### Task requirements
The answer must restate every entry below word for word.

### Stored data

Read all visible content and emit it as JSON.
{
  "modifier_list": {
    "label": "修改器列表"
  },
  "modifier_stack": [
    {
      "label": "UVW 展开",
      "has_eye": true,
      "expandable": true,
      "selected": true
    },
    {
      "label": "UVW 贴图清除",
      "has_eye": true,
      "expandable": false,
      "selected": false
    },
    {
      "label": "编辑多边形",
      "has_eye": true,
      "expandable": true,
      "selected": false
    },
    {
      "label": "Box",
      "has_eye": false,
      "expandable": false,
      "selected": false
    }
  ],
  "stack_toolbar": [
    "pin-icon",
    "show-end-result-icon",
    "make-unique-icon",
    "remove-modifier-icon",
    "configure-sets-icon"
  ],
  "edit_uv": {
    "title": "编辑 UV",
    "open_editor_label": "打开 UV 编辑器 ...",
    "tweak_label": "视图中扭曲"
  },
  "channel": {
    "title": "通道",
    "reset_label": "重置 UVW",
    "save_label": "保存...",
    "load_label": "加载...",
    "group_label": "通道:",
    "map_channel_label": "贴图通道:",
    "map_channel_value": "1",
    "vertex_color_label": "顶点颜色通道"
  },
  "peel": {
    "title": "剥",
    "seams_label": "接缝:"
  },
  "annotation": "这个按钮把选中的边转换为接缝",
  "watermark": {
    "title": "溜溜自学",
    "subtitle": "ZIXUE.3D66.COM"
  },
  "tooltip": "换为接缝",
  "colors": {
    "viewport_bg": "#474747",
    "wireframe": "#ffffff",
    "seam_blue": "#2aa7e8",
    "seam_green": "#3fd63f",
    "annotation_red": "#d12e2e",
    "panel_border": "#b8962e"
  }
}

### Final answer
Read all visible content and emit it as JSON.
{
  "modifier_list": {
    "label": "修改器列表"
  },
  "modifier_stack": [
    {
      "label": "UVW 展开",
      "has_eye": true,
      "expandable": true,
      "selected": true
    },
    {
      "label": "UVW 贴图清除",
      "has_eye": true,
      "expandable": false,
      "selected": false
    },
    {
      "label": "编辑多边形",
      "has_eye": true,
      "expandable": true,
      "selected": false
    },
    {
      "label": "Box",
      "has_eye": false,
      "expandable": false,
      "selected": false
    }
  ],
  "stack_toolbar": [
    "pin-icon",
    "show-end-result-icon",
    "make-unique-icon",
    "remove-modifier-icon",
    "configure-sets-icon"
  ],
  "edit_uv": {
    "title": "编辑 UV",
    "open_editor_label": "打开 UV 编辑器 ...",
    "tweak_label": "视图中扭曲"
  },
  "channel": {
    "title": "通道",
    "reset_label": "重置 UVW",
    "save_label": "保存...",
    "load_label": "加载...",
    "group_label": "通道:",
    "map_channel_label": "贴图通道:",
    "map_channel_value": "1",
    "vertex_color_label": "顶点颜色通道"
  },
  "peel": {
    "title": "剥",
    "seams_label": "接缝:"
  },
  "annotation": "这个按钮把选中的边转换为接缝",
  "watermark": {
    "title": "溜溜自学",
    "subtitle": "ZIXUE.3D66.COM"
  },
  "tooltip": "换为接缝",
  "colors": {
    "viewport_bg": "#474747",
    "wireframe": "#ffffff",
    "seam_blue": "#2aa7e8",
    "seam_green": "#3fd63f",
    "annotation_red": "#d12e2e",
    "panel_border": "#b8962e"
  }
}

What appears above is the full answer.